Six things you need to know about the science behind wearing a homemade mask
University of Alberta infectious disease specialist sifts through the evidence.
By GILLIAN RUTHERFORD
There’s a good reason you may be having trouble figuring out whether to wear a face mask when you go out, according to University of Alberta infectious disease specialist Lynora Saxinger.
The scientific evidence supporting masks for community use is thin and this has led to some confusing public health messages, she said.
“There’s not strong evidence that wearing a mask is helpful outside health-care settings,” said Saxinger, who is also medical lead of the Antimicrobial Stewardship Program for Northern Alberta with Alberta Health Services and co-chair of AHS’ Scientific Advisory Group on COVID-19.
“This uncertain body of evidence is being looked at and contextualized by different pressures in different places,” she said.
“That has resulted in really varied strengths of recommendations, from ‘we don’t think masks really help’ to ‘if you want to wear a mask you should use it when you can’t maintain social distancing’ all the way through to places that are mandating that people must wear masks.

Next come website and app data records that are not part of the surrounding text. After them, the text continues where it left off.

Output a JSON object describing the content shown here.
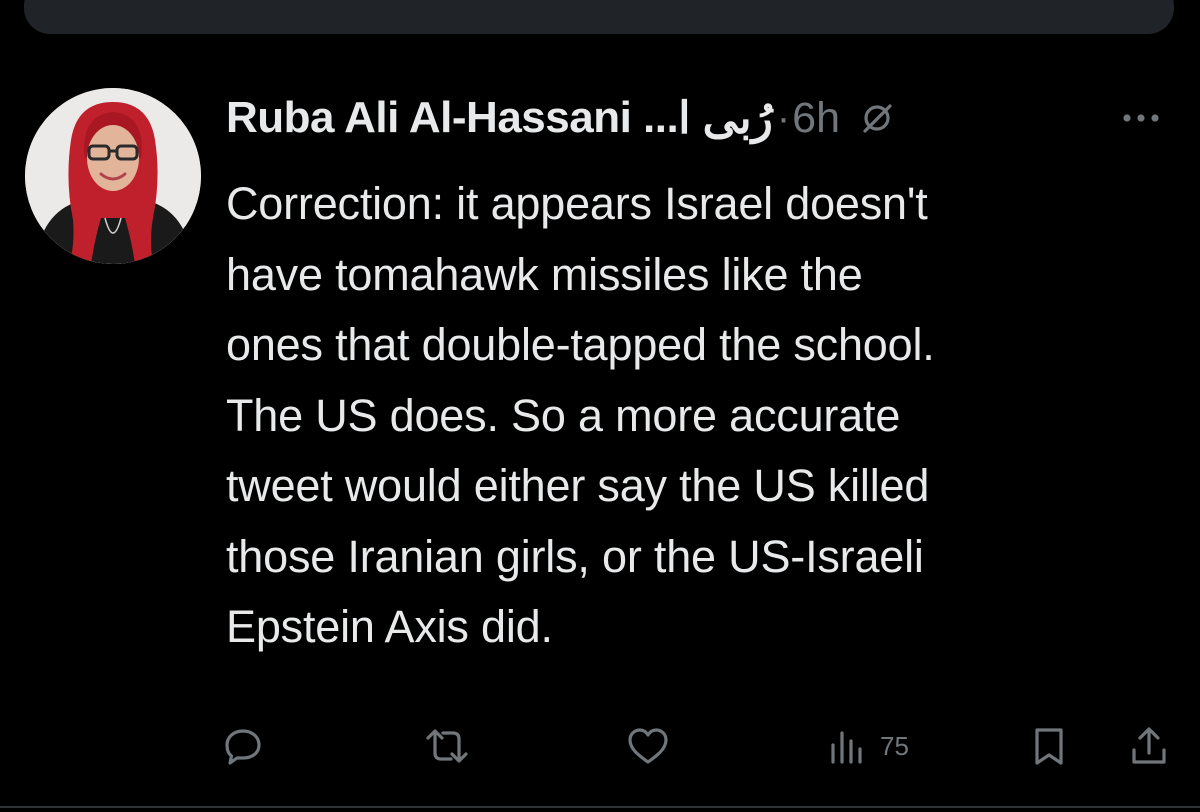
{
  "tweet": {
    "display_name": "Ruba Ali Al-Hassani ...",
    "arabic_name": "رُبى ا",
    "separator": "·",
    "timestamp": "6h",
    "text_lines": [
      "Correction: it appears Israel doesn't",
      "have tomahawk missiles like the",
      "ones that double-tapped the school.",
      "The US does. So a more accurate",
      "tweet would either say the US killed",
      "those Iranian girls, or the US-Israeli",
      "Epstein Axis did."
    ]
  },
  "actions": {
    "reply_icon": "reply-bubble-icon",
    "retweet_icon": "retweet-icon",
    "like_icon": "heart-icon",
    "views_icon": "views-bar-chart-icon",
    "views_count": "75",
    "bookmark_icon": "bookmark-icon",
    "share_icon": "share-upload-icon"
  },
  "colors": {
    "background": "#000000",
    "text_primary": "#e7e9ea",
    "text_secondary": "#71767b",
    "top_bar": "#202327",
    "hijab_red": "#c0202b"
  }
}
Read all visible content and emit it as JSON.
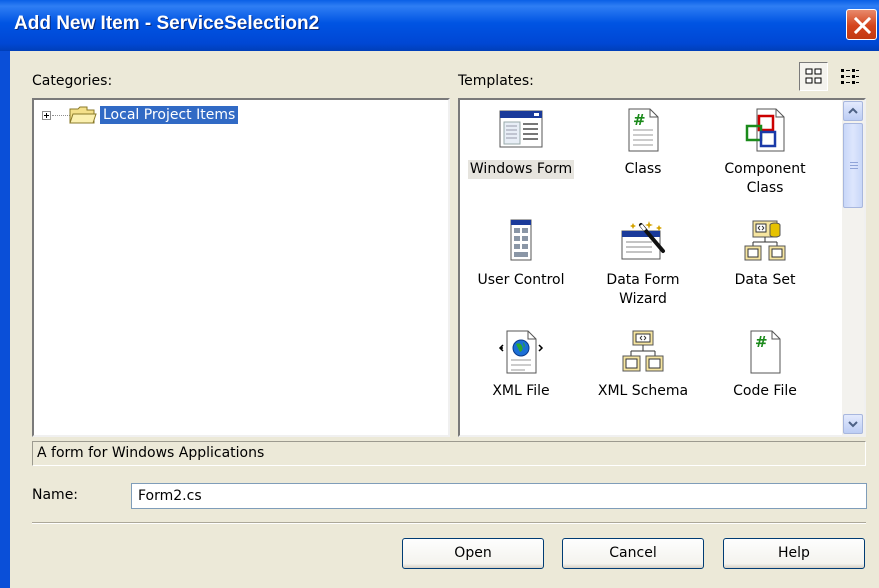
{
  "window": {
    "title": "Add New Item - ServiceSelection2"
  },
  "categories": {
    "label": "Categories:",
    "items": [
      {
        "label": "Local Project Items",
        "selected": true
      }
    ]
  },
  "templates": {
    "label": "Templates:",
    "items": [
      {
        "label": "Windows Form",
        "icon": "windows-form-icon",
        "selected": true
      },
      {
        "label": "Class",
        "icon": "class-file-icon"
      },
      {
        "label": "Component Class",
        "icon": "component-class-icon"
      },
      {
        "label": "User Control",
        "icon": "user-control-icon"
      },
      {
        "label": "Data Form Wizard",
        "icon": "data-form-wizard-icon"
      },
      {
        "label": "Data Set",
        "icon": "data-set-icon"
      },
      {
        "label": "XML File",
        "icon": "xml-file-icon"
      },
      {
        "label": "XML Schema",
        "icon": "xml-schema-icon"
      },
      {
        "label": "Code File",
        "icon": "code-file-icon"
      }
    ]
  },
  "description": "A form for Windows Applications",
  "name_field": {
    "label": "Name:",
    "value": "Form2.cs"
  },
  "buttons": {
    "open": "Open",
    "cancel": "Cancel",
    "help": "Help"
  },
  "colors": {
    "title_bar": "#0054e3",
    "selection": "#316ac5",
    "dialog_bg": "#ece9d8"
  }
}
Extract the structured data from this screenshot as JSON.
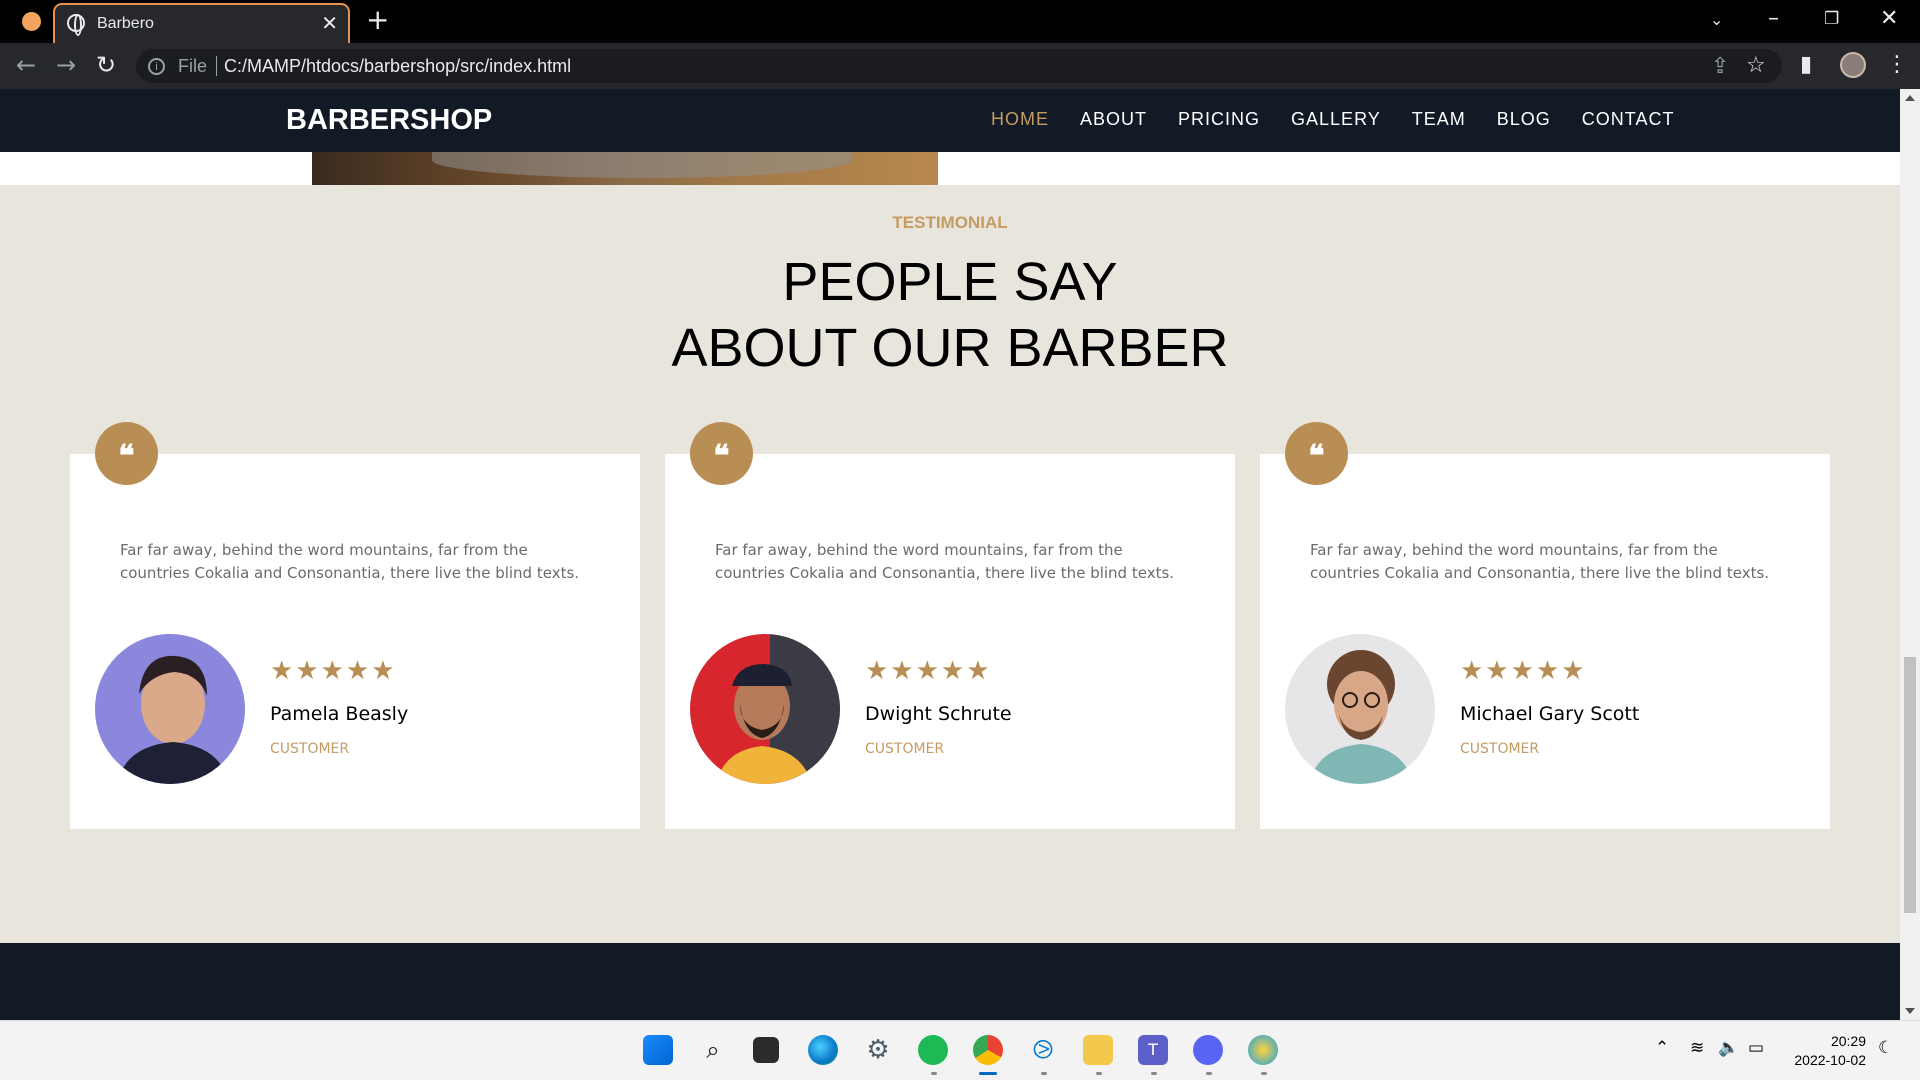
{
  "browser": {
    "tab_title": "Barbero",
    "tab_close": "✕",
    "new_tab": "+",
    "file_label": "File",
    "url": "C:/MAMP/htdocs/barbershop/src/index.html"
  },
  "site": {
    "brand": "BARBERSHOP",
    "menu": [
      "HOME",
      "ABOUT",
      "PRICING",
      "GALLERY",
      "TEAM",
      "BLOG",
      "CONTACT"
    ],
    "active_menu": "HOME"
  },
  "testimonial": {
    "kicker": "TESTIMONIAL",
    "heading_line1": "PEOPLE SAY",
    "heading_line2": "ABOUT OUR BARBER",
    "quote_mark": "❝",
    "cards": [
      {
        "text": "Far far away, behind the word mountains, far from the countries Cokalia and Consonantia, there live the blind texts.",
        "rating": 5,
        "stars": "★★★★★",
        "name": "Pamela Beasly",
        "role": "CUSTOMER"
      },
      {
        "text": "Far far away, behind the word mountains, far from the countries Cokalia and Consonantia, there live the blind texts.",
        "rating": 5,
        "stars": "★★★★★",
        "name": "Dwight Schrute",
        "role": "CUSTOMER"
      },
      {
        "text": "Far far away, behind the word mountains, far from the countries Cokalia and Consonantia, there live the blind texts.",
        "rating": 5,
        "stars": "★★★★★",
        "name": "Michael Gary Scott",
        "role": "CUSTOMER"
      }
    ]
  },
  "taskbar": {
    "time": "20:29",
    "date": "2022-10-02",
    "apps": [
      "start-icon",
      "search-icon",
      "task-view-icon",
      "edge-icon",
      "settings-icon",
      "spotify-icon",
      "chrome-icon",
      "vscode-icon",
      "file-explorer-icon",
      "teams-icon",
      "discord-icon",
      "paint-icon"
    ]
  },
  "colors": {
    "accent": "#c49b63",
    "nav_bg": "#121a26",
    "section_bg": "#e8e5dc",
    "badge": "#b98e55"
  }
}
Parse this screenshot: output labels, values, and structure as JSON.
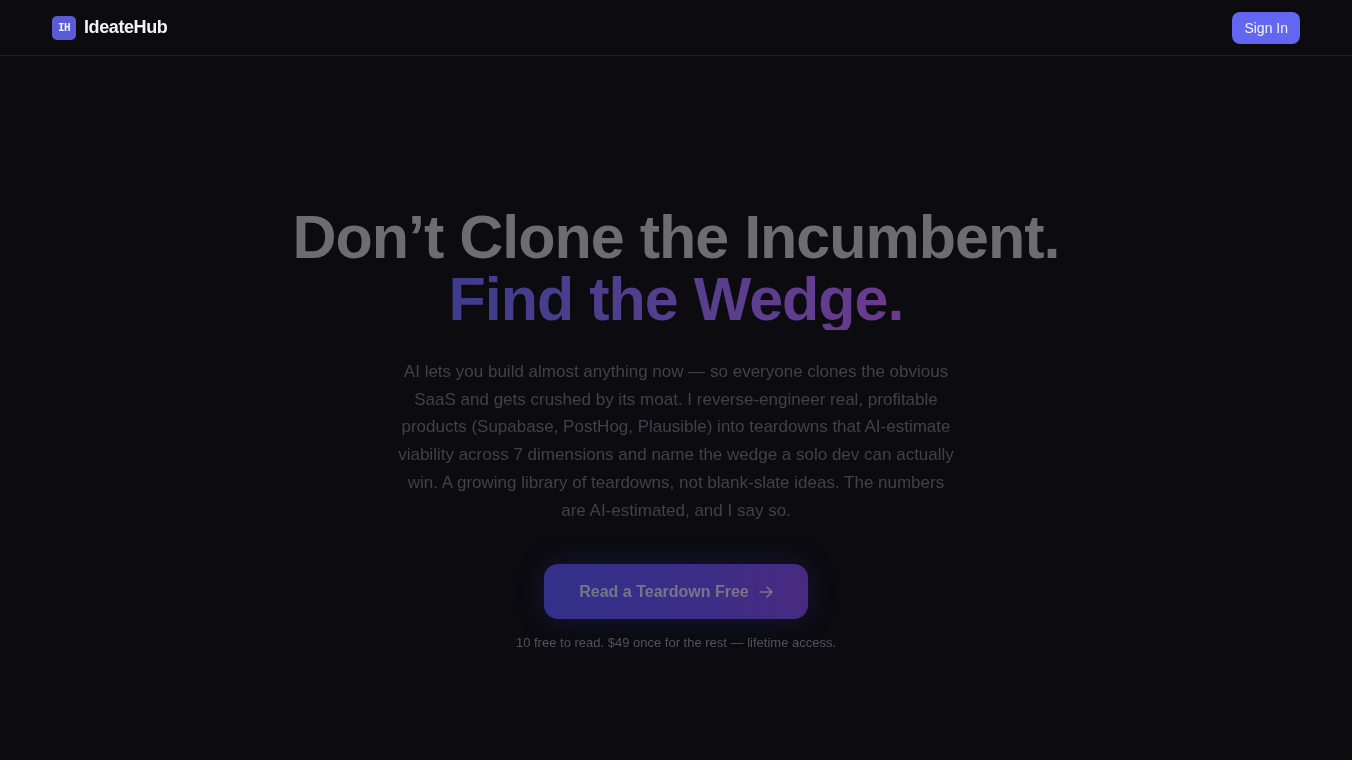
{
  "header": {
    "logo": {
      "mark": "IH",
      "name": "IdeateHub"
    },
    "sign_in_button": "Sign In"
  },
  "hero": {
    "headline": "Don’t Clone the Incumbent.",
    "headline_accent": "Find the Wedge.",
    "description": "AI lets you build almost anything now — so everyone clones the obvious SaaS and gets crushed by its moat. I reverse-engineer real, profitable products (Supabase, PostHog, Plausible) into teardowns that AI-estimate viability across 7 dimensions and name the wedge a solo dev can actually win. A growing library of teardowns, not blank-slate ideas. The numbers are AI-estimated, and I say so.",
    "cta_button": "Read a Teardown Free",
    "note": "10 free to read. $49 once for the rest — lifetime access."
  }
}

“I think a member of the public would be wondering what the heck is going on here.”
Folio asked Saxinger to sift through the evidence and provide her best advice on what it all means.
The masking advice changes depending on where you live
The scientific argument over masks got heated in early April, when the U.S. Centers for Disease Control and Prevention (CDC) stated that Americans should wear a cloth face covering whenever they leave home.
Meanwhile, the World Health Organization remained neutral on masks, pointing out the risks and lack of evidence associated with homemade cloth masks, and making it clear that medical masks should be reserved for health-care professionals.
Saxinger said the differences in public health advisories are partly due to public pressure in different places.
“If we had come in really early with a strong requirement for community cloth masks based on the uncertain body of evidence that actually exists, we might have seen tremendous pushback,” she said.
“With a more restrained approach, we have people asking us, ‘Why don’t you tell us to wear masks more?’” she said. “So there are a lot of considerations for what people are demanding and pushing for and will accept.”
She pointed out that in some parts of the world masking is routinely done to suppress infectious epidemics.
“But even there, it’s unclear how much the masking adds to the other community measures such as distancing and the shutdowns,” she said. “There are a lot of questions to be answered.”
A mask may protect others, but likely not you
Saxinger said the evidence suggests that a mask can protect others when you are sick, but not likely the other way around.
“It can protect others from your droplets, so it’s a formalized version of covering your cough all the time,” Saxinger said.
She said this evidence means that masking orders make more sense in areas where an outbreak is developing and people live in close quarters.
“The idea is that people who are infected but not yet symptomatic enough to realize it would be wearing a mask to possibly reduce them transmitting infection to others.”
The best designs fit close to the face, with layers of fabric
Saxinger said while more research is needed, preliminary studies show wide variability in the capability of different types of cloth to filter aerial droplets that can carry the virus.
“The current rough guide, if you decide to use a mask, is to choose a material you can tolerate wearing that has at least a few different layers, because that improves the filtering,” she said.
“And it should fit closely against your face so you’re not breathing out the top and sides of the mask,” she added. “It should be close enough to your face that most of your airflow is actually going through the mask.”
Don’t touch your mask except to put it on and off
Saxinger said wearing a mask can actually increase your own risk of exposure because of the possibility of mishandling a contaminated mask.
“You should only handle it to remove it and only touch the sides and the back when you do,” she said. “After you remove it you need to dispose of it safely, so put it in a bag until you can put it in the laundry.
“Masks need to be washed daily.”
Saxinger advised washing your hands both before and after handling the mask.
We’ve got a lot more to learn when it comes to masks
Saxinger hopes more research will be done on the filtering qualities of different mask materials.
“For example, some weaves might be better at not releasing virus when touched again—like it really traps the virus in there and then it’s less risky to handle taking off,” she said. “That would be great.”
“Also, expect more information about mask design as this is an incredibly important topic of study right now.”
Saxinger said she supports the World Health Organization’s request of countries where masking is mandated to provide solid scientific evidence about the impact of masks in preventing the spread of contagion during the pandemic.
“They want researchers to look hard at how they can improve the level of evidence for masks,” she said. “I thought that was pretty telling.”
She said the evidence could guide public health officials on whether masks could be used more extensively as the economy returns to normal.
“Is there a possibility that mask use could aid us in a graduated return to activity in society?” she asked. “If this is a tool, I would love to have some better evidence that it works in a community setting as we negotiate the way back towards normalcy, whatever normal will be in the future.”
Social distancing and handwashing are still the best
In the meantime, Saxinger advises sticking with what we already know for sure.
“There is a risk that people who wear masks will feel perhaps too confident and behaviours may change,” she said.
“To be honest, masks are unlikely to be a substitute for maintaining distancing and handwashing—those are our really solid, proven, core measures right now.”